In the same case, the Sixth Circuit also upheld a ban on all contributions from the public to candidates for governor for the 28 days preceding a primary or general election. But it struck down the part of the Kentucky law that prohibited candidates from contributing to their own campaigns. The Supreme Court had held in Buckley v. Valeo in 1976 that limits on political expenditures - by anyone were unconstitutional. This is being challenged in a number of states around the country. The Sixth Circuit, at least, has made clear it does not think the time has come to change the law on expenditure limits.
Although states continue to pass new campaign and lobbying laws, enactment is clearly no guarantee that the rules enacted are constitutional. It is appropriate, as well as safest, to follow any such laws while they are on the books. But do not accept them without question. Evaluate each rule in terms of the constitutional standard; well-founded challenges continue to succeed.
Associations that engage in political campaign activity in the states should follow these legal developments closely, since they affect the nature and scope of permissible association activity.
Nory Miller and Jerald A. Jacobs are partners at Jenner & Block, Washington, D.C. Jacobs edits this column.
|Printer friendly Cite/link Email Feedback|

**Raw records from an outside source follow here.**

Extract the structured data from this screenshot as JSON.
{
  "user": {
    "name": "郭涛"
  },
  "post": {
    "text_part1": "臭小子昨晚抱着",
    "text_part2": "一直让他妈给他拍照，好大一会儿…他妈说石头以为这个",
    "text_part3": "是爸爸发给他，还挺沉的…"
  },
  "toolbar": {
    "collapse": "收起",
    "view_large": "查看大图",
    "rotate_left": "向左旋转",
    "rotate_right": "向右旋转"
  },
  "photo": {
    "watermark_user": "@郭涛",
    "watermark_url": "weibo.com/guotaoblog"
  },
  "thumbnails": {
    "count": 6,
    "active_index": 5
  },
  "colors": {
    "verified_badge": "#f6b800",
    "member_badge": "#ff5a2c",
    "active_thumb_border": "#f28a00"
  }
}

|Date:||Jul 1, 1998|
|Previous Article:||Communication is golden.|
|Next Article:||Best professional practices for AMCs.|